It appears that this change prevents home builders from requiring mandatory arbitration of defect claims on their own terms, while still providing an opportunity to fix problems and possibly prevent expensive and lengthy litigation.
Iowa SB 532 (Construction Defects, right to cure) As signed by Governor
Changes to Marketable Record Title Act (MRTA)
Due to recent amendments supported by the Michigan Land Title Association, HOAs have until March 2021 to preserve their 40-plus-year old restrictive covenants and easements.
The bill makes it easier to conduct title searches, but shifts the burden for preserving old restrictive covenants to the property owners, or the owners’ association.
Associations with CC&Rs less than 40 years old would need to file an official notice of preservation within two years of the expiration date.
If not preserved, restrictive covenants could expire after 40 years. That could be a good thing or a bad thing, depending on the nature of the restrictions, and whether they still serve a desirable purpose.
Changes to Michigan law could unravel restrictive covenants on real property
April 12, 2019| By Brian T. Lang |
Public Act 572
Read Legislative Summary
HB 4219: HOA-governed communities liens would be paid at tax foreclosure sales
Michigan law currently allows County government to keep all proceeds of a tax sale, even if it’s more than what is owed in taxes. A tax foreclosure sale also wipes out any HOA liens.
HB 4219 would give excess proceeds of tax sale to the homeowner. That’s definitely a plus for real property owners. No government taxing authority should have the right to profit from a tax foreclosure sale. They should only be collecting unpaid taxes, plus interest, collection costs, and reasonable attorney fees.

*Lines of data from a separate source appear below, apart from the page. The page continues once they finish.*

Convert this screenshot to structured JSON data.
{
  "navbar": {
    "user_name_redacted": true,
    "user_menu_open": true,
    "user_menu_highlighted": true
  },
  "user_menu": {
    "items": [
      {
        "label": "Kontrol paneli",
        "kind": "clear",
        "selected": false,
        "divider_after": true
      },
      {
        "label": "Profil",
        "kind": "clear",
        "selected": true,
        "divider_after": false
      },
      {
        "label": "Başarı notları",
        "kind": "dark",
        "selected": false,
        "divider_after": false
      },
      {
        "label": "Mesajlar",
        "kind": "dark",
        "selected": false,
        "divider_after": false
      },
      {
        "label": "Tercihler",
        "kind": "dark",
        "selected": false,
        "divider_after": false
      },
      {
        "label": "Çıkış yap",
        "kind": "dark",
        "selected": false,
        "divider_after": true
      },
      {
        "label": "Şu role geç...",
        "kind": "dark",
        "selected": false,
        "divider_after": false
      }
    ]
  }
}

Not to be left out, HOA attorneys in Michigan are proposing an amendment to the bill. They are advocating for tax sale proceeds to go to local government first, to any HOA liens second, and then, any remaining balance, to the homeowner.
On one hand, if the HOA lien is a valid assessment lien, it only seems fair for the Association to get its share of tax sale money.
But HOA liens frequently include unpaid fines (or fines renamed as assessments), as well as exorbitant attorney fees that often dwarf the amount of unpaid assessments.
If it isn’t right for local governments to make windfall profits from foreclosure sales, then it isn’t right for HOAs either.
Let’s be fair.
Making Sure HB 4219 Helps Community Associations Meisner Law Group (April 2019)
Legislators fail to put an end to long-term developer control of HOAs
House Rep. Tracy King (D) sponsored a bill to end perpetual developer control of planned communities. Under current law, the Declarant (developer) appoints a majority of HOA board members until all, or nearly all, of the parcels are sold to non-affiliated buyers.
HB3445 would have required a developer to hand over majority control of the HOA board to homeowners when 75% of the lots have been sold.
Homeowner Vanessa Perez offered compelling testimony at a hearing on April 23 (See link to video below), explaining that homeowners cannot afford the developer’s unlimited HOA fee increases.
When the HOA fees become unaffordable, homeowners fall behind, and end up in collections, with liens on their homes. Money judgments and HOA foreclosures are the next steps to collect fees from homeowners, ultimately forcing many to sell to escape the high fees and penalties.
Due to pressure from home building industry lobbyists, the bill stalled in committee, shortly after its first public hearing. ♦
Read: TX HB3445 | 2019-2020 -relating to declarant control of certain property owners’ associations.